The creator of Kirby and Super Smash Bros., Masahiro Sakurai, had some heartfelt words to say about attending the funeral of his longtime colleague and friend, Satoru Iwata.

The former Nintendo President Satoru Iwata's funeral took place two weeks ago during a two-day-long ceremony that was attended by thousands of friends, family members, supporters and fans. Near the front of these crowds was Iwata's longtime friend, Masahiro Sakurai, who had been working with Iwata since the early '90s back in HAL Laboratory. Iwata was actually one of the people who interviewed Sakurai when he was trying to get a job there. In a column written in Famitsu (courtesy of Kotaku), Sakurai described what it was like being honored by Iwata's family having been given one of the few guest seats available, which was reserved for his closest friends and family members in the front row during the funeral service.
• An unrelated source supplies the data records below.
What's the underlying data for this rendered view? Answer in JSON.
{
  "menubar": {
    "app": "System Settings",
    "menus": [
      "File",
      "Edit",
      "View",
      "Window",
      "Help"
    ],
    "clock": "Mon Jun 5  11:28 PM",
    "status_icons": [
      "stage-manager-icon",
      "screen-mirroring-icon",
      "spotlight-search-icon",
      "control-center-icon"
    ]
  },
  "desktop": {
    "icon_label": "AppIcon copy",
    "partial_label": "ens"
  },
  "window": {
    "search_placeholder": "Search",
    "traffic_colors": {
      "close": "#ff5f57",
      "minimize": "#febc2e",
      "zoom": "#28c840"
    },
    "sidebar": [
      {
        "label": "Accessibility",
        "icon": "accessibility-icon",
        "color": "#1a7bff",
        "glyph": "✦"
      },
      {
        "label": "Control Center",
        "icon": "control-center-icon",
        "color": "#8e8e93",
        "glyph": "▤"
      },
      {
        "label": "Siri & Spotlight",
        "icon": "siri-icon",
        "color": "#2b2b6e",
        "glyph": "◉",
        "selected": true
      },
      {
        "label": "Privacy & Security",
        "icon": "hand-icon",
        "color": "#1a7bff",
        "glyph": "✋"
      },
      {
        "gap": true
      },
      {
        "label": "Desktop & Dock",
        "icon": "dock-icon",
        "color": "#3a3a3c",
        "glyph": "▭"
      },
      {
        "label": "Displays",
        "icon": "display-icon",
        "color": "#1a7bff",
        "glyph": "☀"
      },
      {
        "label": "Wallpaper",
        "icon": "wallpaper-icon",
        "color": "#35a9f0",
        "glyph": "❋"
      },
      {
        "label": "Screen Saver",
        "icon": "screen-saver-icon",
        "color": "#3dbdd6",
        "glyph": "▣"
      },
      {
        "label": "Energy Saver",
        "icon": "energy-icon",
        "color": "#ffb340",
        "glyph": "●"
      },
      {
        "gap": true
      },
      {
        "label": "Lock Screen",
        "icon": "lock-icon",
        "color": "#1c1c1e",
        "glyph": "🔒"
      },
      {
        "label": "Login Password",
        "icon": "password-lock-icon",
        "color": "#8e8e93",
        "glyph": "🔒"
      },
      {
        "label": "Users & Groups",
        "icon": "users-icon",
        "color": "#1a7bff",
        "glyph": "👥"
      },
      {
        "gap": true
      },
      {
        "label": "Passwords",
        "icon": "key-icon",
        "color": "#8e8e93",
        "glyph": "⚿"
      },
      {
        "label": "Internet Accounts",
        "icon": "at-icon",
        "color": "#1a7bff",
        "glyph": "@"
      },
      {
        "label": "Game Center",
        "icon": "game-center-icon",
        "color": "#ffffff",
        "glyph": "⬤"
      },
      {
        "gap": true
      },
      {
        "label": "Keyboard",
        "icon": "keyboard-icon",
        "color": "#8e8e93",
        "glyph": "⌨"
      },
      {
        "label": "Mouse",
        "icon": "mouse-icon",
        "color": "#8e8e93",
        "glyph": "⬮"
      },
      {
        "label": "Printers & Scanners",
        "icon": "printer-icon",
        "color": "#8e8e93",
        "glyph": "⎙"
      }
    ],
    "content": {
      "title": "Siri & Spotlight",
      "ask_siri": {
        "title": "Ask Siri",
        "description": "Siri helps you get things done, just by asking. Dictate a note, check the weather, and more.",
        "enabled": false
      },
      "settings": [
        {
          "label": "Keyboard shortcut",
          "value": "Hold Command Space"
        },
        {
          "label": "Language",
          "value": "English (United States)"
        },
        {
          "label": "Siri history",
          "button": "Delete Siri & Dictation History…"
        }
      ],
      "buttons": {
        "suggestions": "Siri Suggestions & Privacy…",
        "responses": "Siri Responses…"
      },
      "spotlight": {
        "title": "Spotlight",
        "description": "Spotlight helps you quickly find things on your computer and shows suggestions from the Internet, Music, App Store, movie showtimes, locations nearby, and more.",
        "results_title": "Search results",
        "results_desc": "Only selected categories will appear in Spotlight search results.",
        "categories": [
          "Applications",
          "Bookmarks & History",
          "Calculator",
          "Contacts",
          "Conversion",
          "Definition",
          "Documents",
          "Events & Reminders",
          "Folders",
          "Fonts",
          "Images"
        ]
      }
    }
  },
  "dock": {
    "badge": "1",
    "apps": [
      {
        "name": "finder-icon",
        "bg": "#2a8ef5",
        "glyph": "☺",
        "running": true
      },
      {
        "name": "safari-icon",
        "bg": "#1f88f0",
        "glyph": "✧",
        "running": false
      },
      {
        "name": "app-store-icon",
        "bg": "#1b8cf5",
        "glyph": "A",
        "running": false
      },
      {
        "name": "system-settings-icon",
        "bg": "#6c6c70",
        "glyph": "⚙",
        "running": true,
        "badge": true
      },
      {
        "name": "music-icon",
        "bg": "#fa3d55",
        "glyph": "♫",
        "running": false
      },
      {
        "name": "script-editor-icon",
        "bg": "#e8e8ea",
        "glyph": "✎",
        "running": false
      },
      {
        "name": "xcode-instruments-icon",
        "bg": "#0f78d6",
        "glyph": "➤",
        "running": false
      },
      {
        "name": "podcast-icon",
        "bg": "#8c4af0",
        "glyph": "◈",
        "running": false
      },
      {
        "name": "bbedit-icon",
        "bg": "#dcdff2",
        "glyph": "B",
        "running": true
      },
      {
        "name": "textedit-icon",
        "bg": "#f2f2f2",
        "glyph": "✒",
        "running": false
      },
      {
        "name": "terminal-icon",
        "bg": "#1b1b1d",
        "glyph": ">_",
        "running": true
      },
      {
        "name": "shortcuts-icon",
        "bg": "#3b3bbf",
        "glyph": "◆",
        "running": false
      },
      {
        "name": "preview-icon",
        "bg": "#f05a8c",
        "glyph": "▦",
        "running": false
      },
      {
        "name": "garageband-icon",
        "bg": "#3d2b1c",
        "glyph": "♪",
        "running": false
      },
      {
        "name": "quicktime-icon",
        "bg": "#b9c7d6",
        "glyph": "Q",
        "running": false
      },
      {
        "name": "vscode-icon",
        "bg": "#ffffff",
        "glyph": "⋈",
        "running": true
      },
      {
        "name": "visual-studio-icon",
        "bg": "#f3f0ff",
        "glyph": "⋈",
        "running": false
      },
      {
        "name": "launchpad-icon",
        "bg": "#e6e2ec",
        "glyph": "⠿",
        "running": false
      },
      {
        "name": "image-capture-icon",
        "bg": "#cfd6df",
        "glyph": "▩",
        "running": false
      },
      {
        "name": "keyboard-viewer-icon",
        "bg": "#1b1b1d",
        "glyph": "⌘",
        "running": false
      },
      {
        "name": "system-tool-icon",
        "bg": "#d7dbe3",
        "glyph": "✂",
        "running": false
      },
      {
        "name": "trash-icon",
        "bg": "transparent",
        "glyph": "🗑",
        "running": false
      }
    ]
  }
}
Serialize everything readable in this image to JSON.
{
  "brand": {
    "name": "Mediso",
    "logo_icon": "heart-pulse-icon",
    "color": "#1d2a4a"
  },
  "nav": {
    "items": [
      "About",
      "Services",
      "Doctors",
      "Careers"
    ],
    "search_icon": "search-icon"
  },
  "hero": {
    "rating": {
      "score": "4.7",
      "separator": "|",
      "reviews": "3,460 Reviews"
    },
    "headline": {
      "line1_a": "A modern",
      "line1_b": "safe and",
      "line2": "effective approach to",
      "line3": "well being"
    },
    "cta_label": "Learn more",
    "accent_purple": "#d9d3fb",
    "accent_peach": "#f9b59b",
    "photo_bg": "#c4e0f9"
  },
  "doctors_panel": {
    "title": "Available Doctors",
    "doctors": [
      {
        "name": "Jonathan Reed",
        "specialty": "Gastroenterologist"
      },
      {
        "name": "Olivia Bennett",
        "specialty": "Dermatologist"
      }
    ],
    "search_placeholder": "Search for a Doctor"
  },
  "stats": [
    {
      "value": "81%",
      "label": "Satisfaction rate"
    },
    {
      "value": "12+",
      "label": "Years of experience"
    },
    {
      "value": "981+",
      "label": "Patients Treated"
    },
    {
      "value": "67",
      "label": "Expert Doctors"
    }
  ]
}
“Normally at a place like this, one’s eyes go to the photo [of the deceased]. The smiling face of Mr. Iwata surrounded by flowers was a very nice picture.” Sakurai wrote. Nevertheless, Sakurai mentioned that he was unable to stop looking at the casket.
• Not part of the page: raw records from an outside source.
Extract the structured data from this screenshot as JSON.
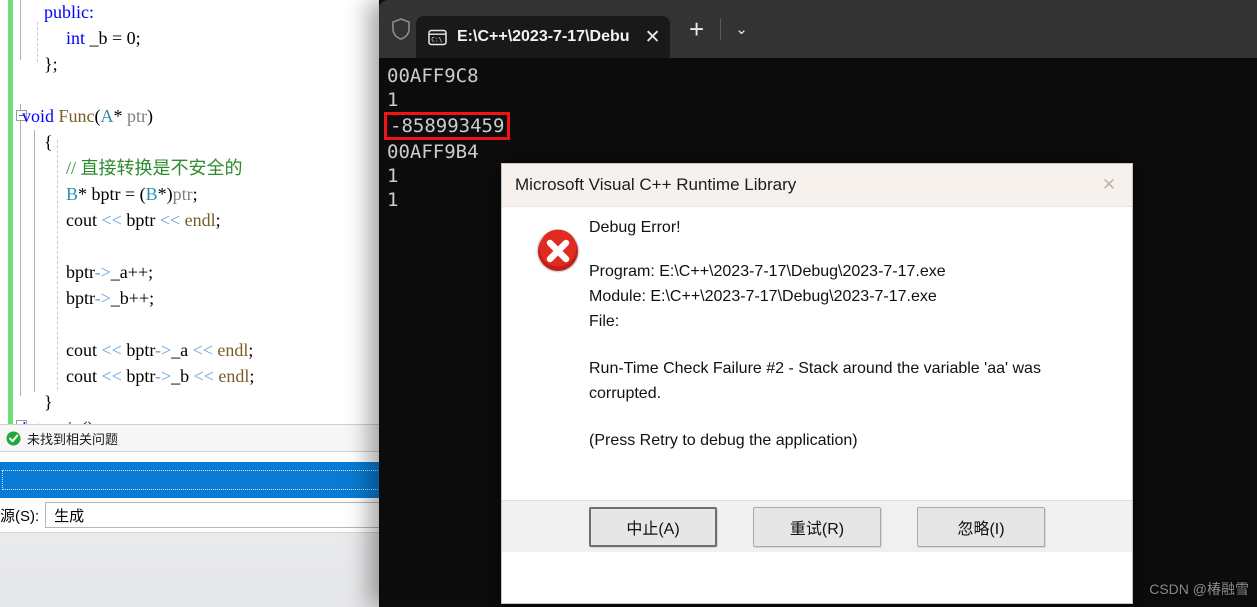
{
  "editor": {
    "name": "visual-studio-code-editor",
    "lines": [
      {
        "indent": 1,
        "tokens": [
          {
            "t": "public:",
            "c": "kw"
          }
        ]
      },
      {
        "indent": 2,
        "tokens": [
          {
            "t": "int",
            "c": "kw"
          },
          {
            "t": " _b = ",
            "c": "pln"
          },
          {
            "t": "0",
            "c": "pln"
          },
          {
            "t": ";",
            "c": "pln"
          }
        ]
      },
      {
        "indent": 1,
        "tokens": [
          {
            "t": "};",
            "c": "pln"
          }
        ]
      },
      {
        "indent": 0,
        "tokens": []
      },
      {
        "indent": 0,
        "tokens": [
          {
            "t": "void",
            "c": "kw"
          },
          {
            "t": " Func",
            "c": "fn"
          },
          {
            "t": "(",
            "c": "pln"
          },
          {
            "t": "A",
            "c": "typ"
          },
          {
            "t": "* ",
            "c": "pln"
          },
          {
            "t": "ptr",
            "c": "prm"
          },
          {
            "t": ")",
            "c": "pln"
          }
        ]
      },
      {
        "indent": 1,
        "tokens": [
          {
            "t": "{",
            "c": "pln"
          }
        ]
      },
      {
        "indent": 2,
        "tokens": [
          {
            "t": "// 直接转换是不安全的",
            "c": "cmt"
          }
        ]
      },
      {
        "indent": 2,
        "tokens": [
          {
            "t": "B",
            "c": "typ"
          },
          {
            "t": "* bptr = (",
            "c": "pln"
          },
          {
            "t": "B",
            "c": "typ"
          },
          {
            "t": "*)",
            "c": "pln"
          },
          {
            "t": "ptr",
            "c": "prm"
          },
          {
            "t": ";",
            "c": "pln"
          }
        ]
      },
      {
        "indent": 2,
        "tokens": [
          {
            "t": "cout ",
            "c": "pln"
          },
          {
            "t": "<<",
            "c": "op"
          },
          {
            "t": " bptr ",
            "c": "pln"
          },
          {
            "t": "<<",
            "c": "op"
          },
          {
            "t": " endl",
            "c": "fn"
          },
          {
            "t": ";",
            "c": "pln"
          }
        ]
      },
      {
        "indent": 0,
        "tokens": []
      },
      {
        "indent": 2,
        "tokens": [
          {
            "t": "bptr",
            "c": "pln"
          },
          {
            "t": "->",
            "c": "op"
          },
          {
            "t": "_a++;",
            "c": "pln"
          }
        ]
      },
      {
        "indent": 2,
        "tokens": [
          {
            "t": "bptr",
            "c": "pln"
          },
          {
            "t": "->",
            "c": "op"
          },
          {
            "t": "_b++;",
            "c": "pln"
          }
        ]
      },
      {
        "indent": 0,
        "tokens": []
      },
      {
        "indent": 2,
        "tokens": [
          {
            "t": "cout ",
            "c": "pln"
          },
          {
            "t": "<<",
            "c": "op"
          },
          {
            "t": " bptr",
            "c": "pln"
          },
          {
            "t": "->",
            "c": "op"
          },
          {
            "t": "_a ",
            "c": "pln"
          },
          {
            "t": "<<",
            "c": "op"
          },
          {
            "t": " endl",
            "c": "fn"
          },
          {
            "t": ";",
            "c": "pln"
          }
        ]
      },
      {
        "indent": 2,
        "tokens": [
          {
            "t": "cout ",
            "c": "pln"
          },
          {
            "t": "<<",
            "c": "op"
          },
          {
            "t": " bptr",
            "c": "pln"
          },
          {
            "t": "->",
            "c": "op"
          },
          {
            "t": "_b ",
            "c": "pln"
          },
          {
            "t": "<<",
            "c": "op"
          },
          {
            "t": " endl",
            "c": "fn"
          },
          {
            "t": ";",
            "c": "pln"
          }
        ]
      },
      {
        "indent": 1,
        "tokens": [
          {
            "t": "}",
            "c": "pln"
          }
        ]
      },
      {
        "indent": 0,
        "tokens": [
          {
            "t": "int",
            "c": "kw"
          },
          {
            "t": " ",
            "c": "pln"
          },
          {
            "t": "main",
            "c": "fn"
          },
          {
            "t": "()",
            "c": "pln"
          }
        ]
      }
    ],
    "error_list": {
      "status_text": "未找到相关问题",
      "icon": "check-circle-icon"
    },
    "source_row": {
      "label": "源(S):",
      "value": "生成"
    }
  },
  "terminal": {
    "shield_icon": "shield-icon",
    "tab": {
      "icon": "console-icon",
      "title": "E:\\C++\\2023-7-17\\Debu",
      "close_label": "✕"
    },
    "new_tab_label": "+",
    "dropdown_label": "⌄",
    "output": [
      {
        "text": "00AFF9C8",
        "boxed": false
      },
      {
        "text": "1",
        "boxed": false
      },
      {
        "text": "-858993459",
        "boxed": true
      },
      {
        "text": "00AFF9B4",
        "boxed": false
      },
      {
        "text": "1",
        "boxed": false
      },
      {
        "text": "1",
        "boxed": false
      }
    ],
    "highlight_color": "#f01414"
  },
  "dialog": {
    "title": "Microsoft Visual C++ Runtime Library",
    "close_label": "✕",
    "icon": "error-icon",
    "heading": "Debug Error!",
    "program_line": "Program: E:\\C++\\2023-7-17\\Debug\\2023-7-17.exe",
    "module_line": "Module: E:\\C++\\2023-7-17\\Debug\\2023-7-17.exe",
    "file_line": "File:",
    "failure_message": "Run-Time Check Failure #2 - Stack around the variable 'aa' was corrupted.",
    "hint_message": "(Press Retry to debug the application)",
    "buttons": [
      {
        "label": "中止(A)",
        "name": "abort-button",
        "default": true
      },
      {
        "label": "重试(R)",
        "name": "retry-button",
        "default": false
      },
      {
        "label": "忽略(I)",
        "name": "ignore-button",
        "default": false
      }
    ]
  },
  "watermark": {
    "text": "CSDN @椿融雪"
  }
}
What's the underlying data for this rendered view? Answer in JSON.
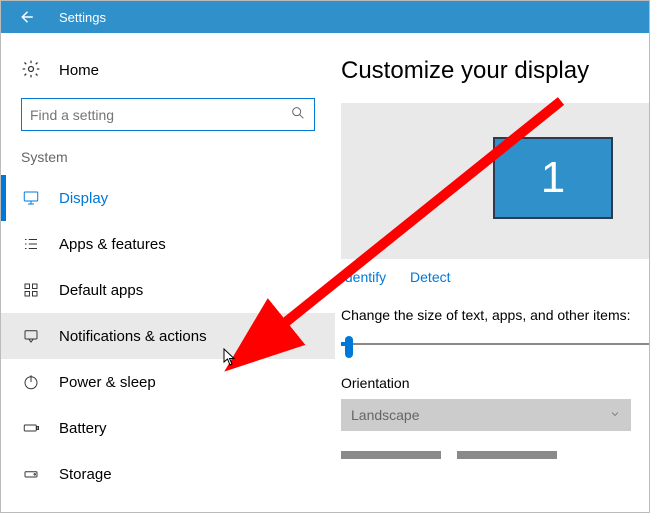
{
  "titlebar": {
    "title": "Settings"
  },
  "sidebar": {
    "home_label": "Home",
    "search_placeholder": "Find a setting",
    "group_label": "System",
    "items": [
      {
        "label": "Display"
      },
      {
        "label": "Apps & features"
      },
      {
        "label": "Default apps"
      },
      {
        "label": "Notifications & actions"
      },
      {
        "label": "Power & sleep"
      },
      {
        "label": "Battery"
      },
      {
        "label": "Storage"
      }
    ]
  },
  "main": {
    "heading": "Customize your display",
    "monitor_number": "1",
    "identify_label": "Identify",
    "detect_label": "Detect",
    "size_text": "Change the size of text, apps, and other items:",
    "orientation_label": "Orientation",
    "orientation_value": "Landscape"
  }
}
“Inside there was the still body of Mr. Iwata.” Sakurai said. “He was probably dressed in traditional white funeral garb, his glasses removed, and his nose stuffed [with cotton]. And today, his body was going to be burned and reduced to nothing. Mr. Iwata would no longer exist in this world.”
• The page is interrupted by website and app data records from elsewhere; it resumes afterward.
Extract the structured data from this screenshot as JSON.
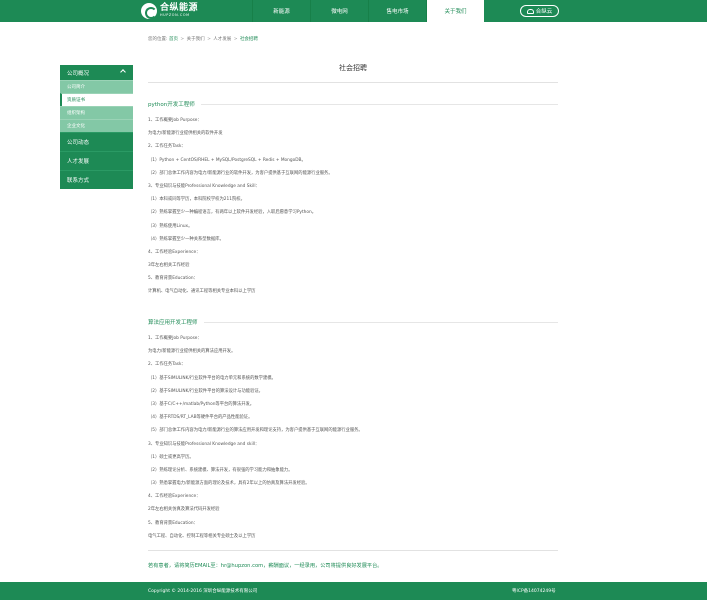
{
  "header": {
    "logo_cn": "合纵能源",
    "logo_en": "HUPZON.COM",
    "nav": [
      {
        "label": "新能源",
        "active": false
      },
      {
        "label": "微电网",
        "active": false
      },
      {
        "label": "售电市场",
        "active": false
      },
      {
        "label": "关于我们",
        "active": true
      }
    ],
    "cloud_label": "合纵云"
  },
  "breadcrumb": {
    "prefix": "您的位置:",
    "items": [
      "首页",
      "关于我们",
      "人才发展",
      "社会招聘"
    ],
    "separator": ">"
  },
  "sidebar": {
    "section_title": "公司概况",
    "sub_items": [
      {
        "label": "公司简介",
        "active": false
      },
      {
        "label": "资质证书",
        "active": true
      },
      {
        "label": "组织架构",
        "active": false
      },
      {
        "label": "企业文化",
        "active": false
      }
    ],
    "main_items": [
      "公司动态",
      "人才发展",
      "联系方式"
    ]
  },
  "page_title": "社会招聘",
  "jobs": [
    {
      "title": "python开发工程师",
      "lines": [
        "1、工作概要Job Purpose：",
        "为电力/新能源行业提供相关的软件开发",
        "2、工作任务Task：",
        "（1）Python + CentOS/RHEL + MySQL/PostgreSQL + Redis + MongoDB。",
        "（2）部门总体工作内容为电力/新能源行业的软件开发，为客户提供基于互联网的能源行业服务。",
        "3、专业知识与技能Professional Knowledge and Skill：",
        "（1）本科或同等学历，本科院校学校为211院校。",
        "（2）熟练掌握至少一种编程语言，有两年以上软件开发经验，入职后愿意学习Python。",
        "（3）熟练使用Linux。",
        "（4）熟练掌握至少一种关系型数据库。",
        "4、工作经验Experience：",
        "3年左右相关工作经验",
        "5、教育背景Education：",
        "计算机、电气自动化、通讯工程等相关专业本科以上学历"
      ]
    },
    {
      "title": "算法应用开发工程师",
      "lines": [
        "1、工作概要Job Purpose：",
        "为电力/新能源行业提供相关的算法应用开发。",
        "2、工作任务Task：",
        "（1）基于SIMULINK/行业软件平台的电力单元和系统的数学建模。",
        "（2）基于SIMULINK/行业软件平台的算法设计与功能验证。",
        "（3）基于C/C++/matlab/Python等平台的算法开发。",
        "（4）基于RTDS/RT_LAB等硬件平台的产品性能验证。",
        "（5）部门总体工作内容为电力/新能源行业的算法应用开发和理论支持，为客户提供基于互联网的能源行业服务。",
        "3、专业知识与技能Professional Knowledge and skill：",
        "（1）硕士或更高学历。",
        "（2）熟练理论分析、系统建模、算法开发，有很强的学习能力和抽象能力。",
        "（3）熟悉掌握电力/新能源方面的理论及技术，具有2年以上的仿真及算法开发经验。",
        "4、工作经验Experience：",
        "2年左右相关仿真及算法代码开发经验",
        "5、教育背景Education：",
        "电气工程、自动化、控制工程等相关专业硕士及以上学历"
      ]
    }
  ],
  "contact_note": "若有意者，请将简历EMAIL至：hr@hupzon.com，薪酬面议，一经录用，公司将提供良好发展平台。",
  "footer": {
    "copyright": "Copyright © 2014-2016 深圳合纵能源技术有限公司",
    "icp": "粤ICP备14074249号"
  }
}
As the funeral's proceedings and traditions were completed, Sakurai mentioned that he didn't want to leave his friend.

"As this was the last time I would be with Mr. Iwata, I wanted to remain there as long as I could," Sakurai added, mentioning that he stayed after the the incense was offered and the guests started to exit. “Many people, especially those close to him, spoke of how the realization that they would never be able to see Mr. Iwata gain just hadn’t sunk in. I feel the same way.”

Sakurai's final comments on Satoru Iwata's funeral will leave readers saddened for his loss, but also hopeful for the future. All the people Iwata influenced will continue on in his honor, whether it be at HAL Laboratory, Nintendo, or Sakurai's new studio, Sora Ltd. Sakurai's words are a reminder that those in the gaming industry shouldn't lose hope and should carry on making products that gamers will enjoy:

In a previous column, I wrote that when someone passes on, for those around them, it’s simply as though a character has been removed from their story, but for the deceased, the entire world has gone away. However, even for other people, Mr. Iwata’s presence was too great to simply call him a character in the story of life.
Mr. Iwata’s world is gone, leaving a massive impression on those around him. Yet, even so, our world continues.
I will not mourn or fall into depression. I will continue to do my work as best as I can. All I can offer is that I complete that which I have to do.

100 Video Game Facts You May Not Know